**Material provided:**
━━━━━━━━━━━━━━━━
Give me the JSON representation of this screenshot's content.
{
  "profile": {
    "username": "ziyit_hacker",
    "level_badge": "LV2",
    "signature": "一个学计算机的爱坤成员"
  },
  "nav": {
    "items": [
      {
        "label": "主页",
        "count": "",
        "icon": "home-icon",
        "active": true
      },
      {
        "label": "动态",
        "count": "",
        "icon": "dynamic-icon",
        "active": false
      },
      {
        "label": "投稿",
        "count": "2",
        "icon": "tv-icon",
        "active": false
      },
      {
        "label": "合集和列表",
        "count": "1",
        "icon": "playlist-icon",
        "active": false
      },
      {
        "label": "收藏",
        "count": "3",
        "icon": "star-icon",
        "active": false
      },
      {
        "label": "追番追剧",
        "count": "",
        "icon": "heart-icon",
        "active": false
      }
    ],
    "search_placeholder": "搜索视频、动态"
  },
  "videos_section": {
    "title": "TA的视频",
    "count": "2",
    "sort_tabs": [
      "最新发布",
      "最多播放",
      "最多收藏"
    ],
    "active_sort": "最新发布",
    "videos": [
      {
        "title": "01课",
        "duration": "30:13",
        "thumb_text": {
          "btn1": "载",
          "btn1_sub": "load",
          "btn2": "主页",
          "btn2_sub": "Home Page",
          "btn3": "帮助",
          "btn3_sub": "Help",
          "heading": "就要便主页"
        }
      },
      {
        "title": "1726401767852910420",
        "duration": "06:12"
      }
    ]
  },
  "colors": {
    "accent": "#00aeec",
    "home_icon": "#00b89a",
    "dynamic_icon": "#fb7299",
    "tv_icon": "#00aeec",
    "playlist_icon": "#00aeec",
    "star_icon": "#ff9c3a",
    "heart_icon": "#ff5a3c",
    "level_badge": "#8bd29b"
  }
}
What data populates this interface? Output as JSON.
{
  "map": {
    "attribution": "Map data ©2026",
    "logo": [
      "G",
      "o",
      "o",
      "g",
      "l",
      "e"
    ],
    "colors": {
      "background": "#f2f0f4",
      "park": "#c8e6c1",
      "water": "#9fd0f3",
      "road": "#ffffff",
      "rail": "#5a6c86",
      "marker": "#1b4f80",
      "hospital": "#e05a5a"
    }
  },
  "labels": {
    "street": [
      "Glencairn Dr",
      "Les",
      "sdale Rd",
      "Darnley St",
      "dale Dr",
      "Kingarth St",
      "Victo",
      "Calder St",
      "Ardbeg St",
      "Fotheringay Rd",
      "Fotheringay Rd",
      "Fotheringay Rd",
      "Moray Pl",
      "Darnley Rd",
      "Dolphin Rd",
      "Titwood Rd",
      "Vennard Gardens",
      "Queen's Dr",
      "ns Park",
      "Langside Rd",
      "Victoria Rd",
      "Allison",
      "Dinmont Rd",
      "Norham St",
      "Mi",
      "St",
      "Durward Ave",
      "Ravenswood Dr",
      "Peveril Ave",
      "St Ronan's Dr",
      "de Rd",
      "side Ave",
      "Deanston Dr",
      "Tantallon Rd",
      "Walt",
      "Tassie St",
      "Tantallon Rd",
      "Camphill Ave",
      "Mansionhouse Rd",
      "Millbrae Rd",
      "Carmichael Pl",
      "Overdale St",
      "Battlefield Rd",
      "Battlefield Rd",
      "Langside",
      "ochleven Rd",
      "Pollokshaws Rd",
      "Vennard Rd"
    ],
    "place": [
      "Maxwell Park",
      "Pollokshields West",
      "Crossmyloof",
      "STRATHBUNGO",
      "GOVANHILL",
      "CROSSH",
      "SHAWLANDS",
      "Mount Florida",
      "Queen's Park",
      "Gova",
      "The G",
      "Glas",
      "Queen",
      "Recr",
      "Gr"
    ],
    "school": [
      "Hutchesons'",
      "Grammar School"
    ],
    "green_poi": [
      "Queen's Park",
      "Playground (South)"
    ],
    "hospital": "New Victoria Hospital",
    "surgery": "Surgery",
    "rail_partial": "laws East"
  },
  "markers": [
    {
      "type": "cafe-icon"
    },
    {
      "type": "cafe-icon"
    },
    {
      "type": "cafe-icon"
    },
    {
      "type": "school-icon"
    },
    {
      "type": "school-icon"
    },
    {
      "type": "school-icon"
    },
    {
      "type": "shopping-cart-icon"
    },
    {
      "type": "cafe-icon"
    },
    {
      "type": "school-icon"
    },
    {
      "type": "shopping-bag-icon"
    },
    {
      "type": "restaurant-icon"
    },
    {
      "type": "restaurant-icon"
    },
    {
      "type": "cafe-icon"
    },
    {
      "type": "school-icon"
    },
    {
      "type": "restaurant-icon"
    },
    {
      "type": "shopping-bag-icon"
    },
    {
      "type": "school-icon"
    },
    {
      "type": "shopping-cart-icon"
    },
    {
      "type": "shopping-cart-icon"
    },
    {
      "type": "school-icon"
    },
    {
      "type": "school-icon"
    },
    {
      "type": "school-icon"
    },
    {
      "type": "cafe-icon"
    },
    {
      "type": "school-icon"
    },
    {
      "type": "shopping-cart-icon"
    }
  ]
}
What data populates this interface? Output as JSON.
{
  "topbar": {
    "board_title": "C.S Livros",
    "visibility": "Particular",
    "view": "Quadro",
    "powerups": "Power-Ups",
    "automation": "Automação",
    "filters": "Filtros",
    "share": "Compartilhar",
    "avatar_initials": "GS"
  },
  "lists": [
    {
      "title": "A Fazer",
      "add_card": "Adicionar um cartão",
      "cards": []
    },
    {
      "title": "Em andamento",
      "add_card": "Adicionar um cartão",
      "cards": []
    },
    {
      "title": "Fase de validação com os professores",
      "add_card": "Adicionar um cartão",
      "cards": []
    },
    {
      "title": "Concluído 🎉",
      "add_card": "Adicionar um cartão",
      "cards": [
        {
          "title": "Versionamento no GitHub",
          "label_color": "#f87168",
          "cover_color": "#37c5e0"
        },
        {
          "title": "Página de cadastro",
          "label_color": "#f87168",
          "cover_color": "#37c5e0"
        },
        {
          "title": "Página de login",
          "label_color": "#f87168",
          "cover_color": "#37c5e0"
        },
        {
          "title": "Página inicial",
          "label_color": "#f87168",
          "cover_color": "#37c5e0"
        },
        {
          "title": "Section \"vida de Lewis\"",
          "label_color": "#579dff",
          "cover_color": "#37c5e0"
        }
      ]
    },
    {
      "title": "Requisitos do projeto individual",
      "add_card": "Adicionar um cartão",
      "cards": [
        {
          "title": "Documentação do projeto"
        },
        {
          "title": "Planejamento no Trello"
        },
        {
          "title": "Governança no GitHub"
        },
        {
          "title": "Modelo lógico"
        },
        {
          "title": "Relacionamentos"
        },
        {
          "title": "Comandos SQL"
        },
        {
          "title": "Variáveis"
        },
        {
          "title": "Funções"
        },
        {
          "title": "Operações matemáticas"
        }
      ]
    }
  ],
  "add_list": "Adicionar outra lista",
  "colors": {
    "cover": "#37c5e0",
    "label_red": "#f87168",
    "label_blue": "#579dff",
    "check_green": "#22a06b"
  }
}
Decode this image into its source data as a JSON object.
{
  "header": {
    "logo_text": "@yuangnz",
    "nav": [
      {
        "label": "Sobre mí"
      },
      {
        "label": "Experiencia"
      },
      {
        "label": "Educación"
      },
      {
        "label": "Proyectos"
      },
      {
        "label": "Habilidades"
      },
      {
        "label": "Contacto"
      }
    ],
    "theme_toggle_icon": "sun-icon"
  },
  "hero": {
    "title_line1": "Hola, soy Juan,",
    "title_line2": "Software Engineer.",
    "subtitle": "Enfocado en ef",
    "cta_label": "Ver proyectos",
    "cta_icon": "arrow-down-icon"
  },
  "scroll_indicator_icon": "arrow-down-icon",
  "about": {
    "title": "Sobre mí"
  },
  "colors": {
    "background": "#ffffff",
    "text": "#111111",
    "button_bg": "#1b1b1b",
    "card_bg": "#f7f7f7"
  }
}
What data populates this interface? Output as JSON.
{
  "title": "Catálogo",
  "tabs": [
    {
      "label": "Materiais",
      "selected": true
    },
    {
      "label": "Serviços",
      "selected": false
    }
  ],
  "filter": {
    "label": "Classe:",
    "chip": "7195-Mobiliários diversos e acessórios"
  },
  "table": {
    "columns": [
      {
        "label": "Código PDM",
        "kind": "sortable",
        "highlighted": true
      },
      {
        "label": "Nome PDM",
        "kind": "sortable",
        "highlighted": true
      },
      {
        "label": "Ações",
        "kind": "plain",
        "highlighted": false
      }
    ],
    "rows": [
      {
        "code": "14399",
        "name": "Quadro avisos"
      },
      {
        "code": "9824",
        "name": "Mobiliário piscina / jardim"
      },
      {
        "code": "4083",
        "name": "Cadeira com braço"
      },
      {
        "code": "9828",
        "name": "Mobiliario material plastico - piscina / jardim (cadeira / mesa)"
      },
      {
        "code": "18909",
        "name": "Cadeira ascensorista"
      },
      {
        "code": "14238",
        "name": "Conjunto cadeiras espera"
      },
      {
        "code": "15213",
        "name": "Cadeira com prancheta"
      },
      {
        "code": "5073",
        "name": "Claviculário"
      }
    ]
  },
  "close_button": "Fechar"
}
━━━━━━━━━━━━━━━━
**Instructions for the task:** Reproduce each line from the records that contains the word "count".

**Answer for the task:**
        "count": "",
        "count": "",
        "count": "2",
        "count": "1",
        "count": "3",
        "count": "",
    "count": "2",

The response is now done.